A couple weeks ago, I blogged about the lecturer’s negotiations and how paying for a portion of health insurance was figuring into the formula. This morning, Howard Bunsis, who is the president of the faculty union (the EMU-AAUP), emailed faculty and told us some of the basics of the deal the lecturer’s ended up with:
- In a five year deal, the lecturer’s will get 3.2% in the first year and 2.0% for each year after that; and
- Lecturers will have to pay up to $1,500 a year for insurance– half that if they are single, if they don’t use the insurance much, etc.
Bunsis concludes that this means that the lecturers actually negotiated a contract where they ended up with a pay-cut. How much of a pay-cut I supposed depends on how a particular lecturer uses (or doesn’t use) the insurance and how much they get paid. But for single folks who get paid around $32K a year, I think they end up with a slight raise the first year and they “break even” for the other four years of the contract. Regardless of the exact numbers, this is not exactly good news.

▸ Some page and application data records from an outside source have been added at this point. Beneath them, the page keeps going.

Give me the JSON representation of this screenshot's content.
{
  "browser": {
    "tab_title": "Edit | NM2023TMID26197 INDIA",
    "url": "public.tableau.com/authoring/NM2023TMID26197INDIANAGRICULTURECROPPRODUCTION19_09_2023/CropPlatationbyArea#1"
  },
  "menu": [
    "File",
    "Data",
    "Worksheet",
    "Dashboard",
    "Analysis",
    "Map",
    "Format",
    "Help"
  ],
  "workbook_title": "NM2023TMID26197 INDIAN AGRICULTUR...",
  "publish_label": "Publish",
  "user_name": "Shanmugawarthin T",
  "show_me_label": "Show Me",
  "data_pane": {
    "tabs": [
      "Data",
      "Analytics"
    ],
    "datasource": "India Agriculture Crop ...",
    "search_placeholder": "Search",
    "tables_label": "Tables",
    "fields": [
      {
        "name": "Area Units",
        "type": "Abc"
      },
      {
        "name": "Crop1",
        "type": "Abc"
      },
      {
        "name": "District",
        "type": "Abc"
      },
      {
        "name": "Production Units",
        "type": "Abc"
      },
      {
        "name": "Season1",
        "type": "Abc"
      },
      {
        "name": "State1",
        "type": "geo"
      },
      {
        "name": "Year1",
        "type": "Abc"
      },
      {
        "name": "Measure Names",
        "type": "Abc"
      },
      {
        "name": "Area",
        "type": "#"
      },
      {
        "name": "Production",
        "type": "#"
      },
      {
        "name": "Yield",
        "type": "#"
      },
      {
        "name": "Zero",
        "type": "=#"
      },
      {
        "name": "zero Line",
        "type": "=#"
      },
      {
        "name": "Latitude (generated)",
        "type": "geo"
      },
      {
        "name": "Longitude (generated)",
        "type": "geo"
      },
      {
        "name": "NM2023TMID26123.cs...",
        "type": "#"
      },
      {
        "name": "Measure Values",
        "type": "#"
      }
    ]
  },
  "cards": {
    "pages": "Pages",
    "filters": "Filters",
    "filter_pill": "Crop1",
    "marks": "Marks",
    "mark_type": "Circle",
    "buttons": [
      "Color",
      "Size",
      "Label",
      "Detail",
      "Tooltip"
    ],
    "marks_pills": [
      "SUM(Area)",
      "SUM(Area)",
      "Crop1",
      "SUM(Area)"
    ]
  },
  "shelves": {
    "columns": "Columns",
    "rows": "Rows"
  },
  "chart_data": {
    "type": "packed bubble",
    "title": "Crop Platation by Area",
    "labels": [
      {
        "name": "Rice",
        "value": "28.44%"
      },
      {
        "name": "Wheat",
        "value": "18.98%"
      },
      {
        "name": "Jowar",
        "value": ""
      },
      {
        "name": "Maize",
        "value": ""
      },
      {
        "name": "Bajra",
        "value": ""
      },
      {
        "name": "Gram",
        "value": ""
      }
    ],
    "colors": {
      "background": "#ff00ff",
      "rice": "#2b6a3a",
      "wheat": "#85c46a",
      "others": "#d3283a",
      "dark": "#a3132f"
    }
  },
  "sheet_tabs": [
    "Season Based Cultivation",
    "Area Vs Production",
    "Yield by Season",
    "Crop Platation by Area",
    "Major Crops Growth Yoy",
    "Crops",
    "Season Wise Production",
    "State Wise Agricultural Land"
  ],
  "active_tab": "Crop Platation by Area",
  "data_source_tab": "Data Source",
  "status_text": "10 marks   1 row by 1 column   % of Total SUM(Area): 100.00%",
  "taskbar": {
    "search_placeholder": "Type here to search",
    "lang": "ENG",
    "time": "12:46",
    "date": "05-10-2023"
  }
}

Now, Bunsis said that there’s no way that the faculty union at EMU would ever accept a contract that resulted in a pay-cut, and I think this is true. If the administration at EMU tried to make the same deal with the faculty that they (apparently) just made with the lecturers, I’m pretty sure that faculty would strike. And I should point out that our faculty union is not one of these “we’re going to work without a contract” sorta unions. Since I came here in ’98, we’ve been on strike twice: once for a week (more or less), and once for about 7 hours.
Of course, one of the reasons the administration made the deal they did with the lecturers is because they could. Simply put, the lecturer’s union doesn’t have the same kind of numbers of members as the faculty union.
But while I admire Bunsis’ committment to a contract where faculty don’t pay for health care, it’s pretty clear to me that this is inevitable that we’re going to paying something for insurance soon.